Content starts

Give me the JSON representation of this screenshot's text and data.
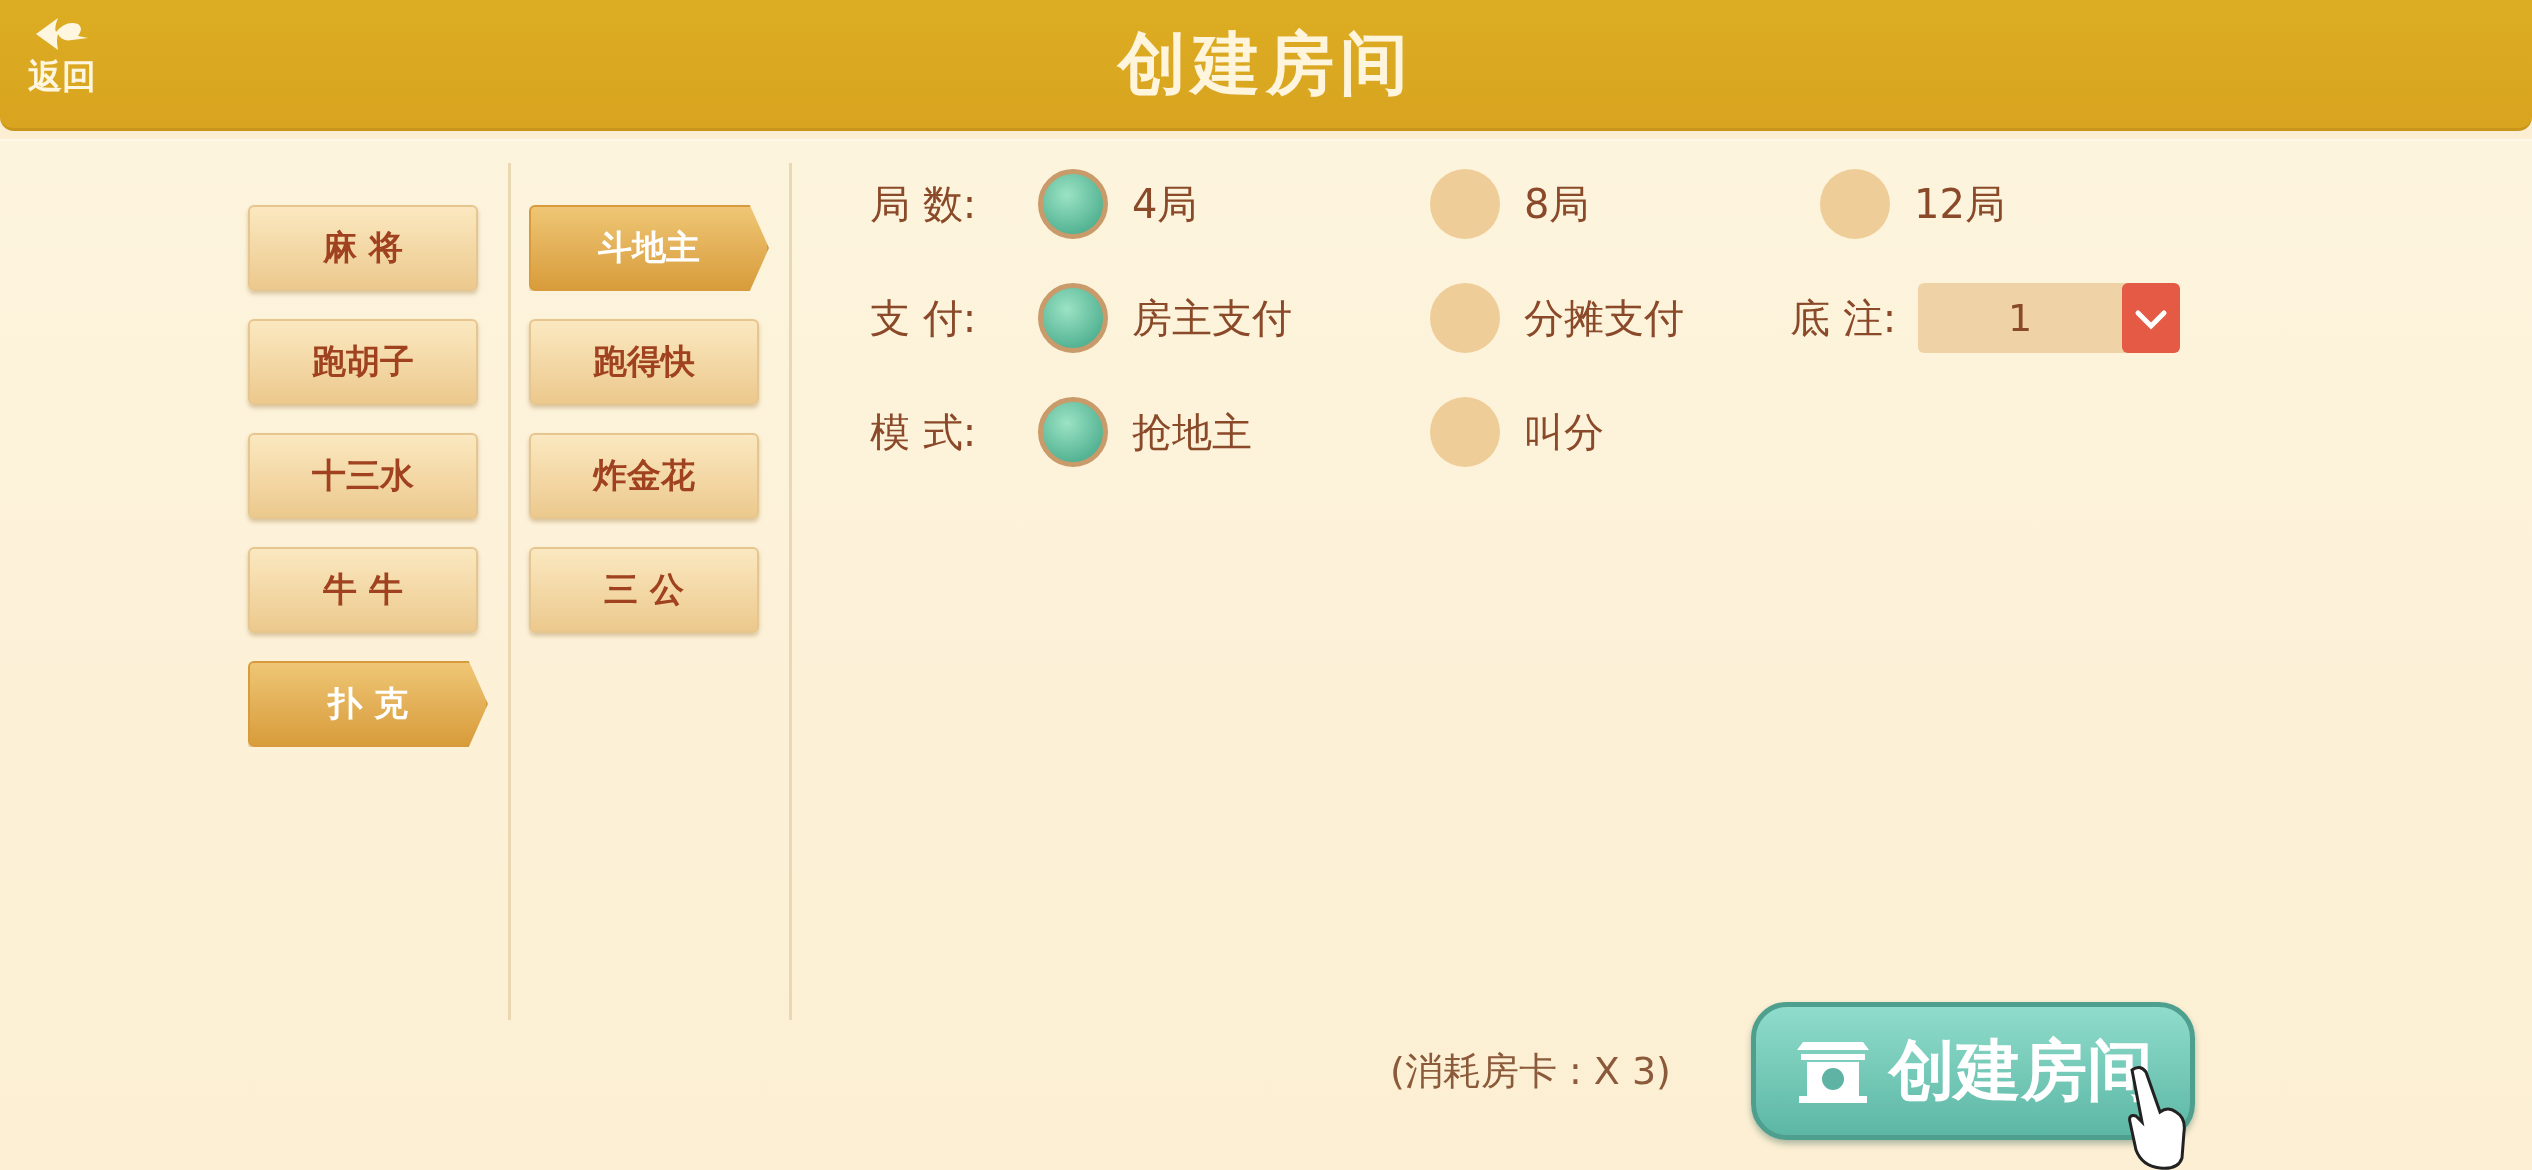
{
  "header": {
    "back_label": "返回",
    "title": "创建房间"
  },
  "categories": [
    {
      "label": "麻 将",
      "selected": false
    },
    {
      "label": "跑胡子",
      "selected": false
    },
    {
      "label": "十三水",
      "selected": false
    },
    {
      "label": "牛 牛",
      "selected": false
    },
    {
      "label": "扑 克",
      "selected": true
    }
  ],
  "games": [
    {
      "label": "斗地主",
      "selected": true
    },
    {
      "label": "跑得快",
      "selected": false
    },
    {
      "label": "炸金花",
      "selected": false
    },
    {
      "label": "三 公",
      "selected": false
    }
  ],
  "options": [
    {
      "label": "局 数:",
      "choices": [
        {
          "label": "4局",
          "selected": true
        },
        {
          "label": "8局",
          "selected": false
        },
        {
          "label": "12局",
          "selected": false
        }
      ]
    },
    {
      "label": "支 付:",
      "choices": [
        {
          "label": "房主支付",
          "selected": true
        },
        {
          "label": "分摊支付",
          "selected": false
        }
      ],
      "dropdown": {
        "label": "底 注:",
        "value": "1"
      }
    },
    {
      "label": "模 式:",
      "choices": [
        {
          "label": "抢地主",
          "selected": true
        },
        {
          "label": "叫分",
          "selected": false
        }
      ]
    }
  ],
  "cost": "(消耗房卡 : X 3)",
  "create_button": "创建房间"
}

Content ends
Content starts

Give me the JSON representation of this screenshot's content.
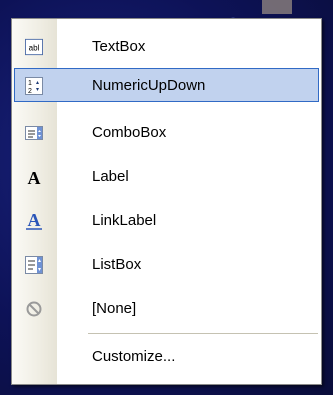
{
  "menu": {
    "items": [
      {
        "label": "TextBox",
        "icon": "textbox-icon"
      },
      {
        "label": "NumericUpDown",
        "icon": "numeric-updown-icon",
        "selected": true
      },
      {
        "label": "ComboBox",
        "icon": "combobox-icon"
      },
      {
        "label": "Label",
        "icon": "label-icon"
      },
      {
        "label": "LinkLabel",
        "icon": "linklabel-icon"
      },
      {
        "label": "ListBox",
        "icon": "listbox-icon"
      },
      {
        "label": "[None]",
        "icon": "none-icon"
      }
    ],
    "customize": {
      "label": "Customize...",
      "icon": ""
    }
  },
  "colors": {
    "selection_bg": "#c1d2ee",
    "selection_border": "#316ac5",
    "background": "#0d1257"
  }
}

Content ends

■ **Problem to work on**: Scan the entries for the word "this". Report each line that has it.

■ **Reply**:
Give me the JSON representation of this screenshot's text and data.
Give me the JSON representation of this screenshot's content.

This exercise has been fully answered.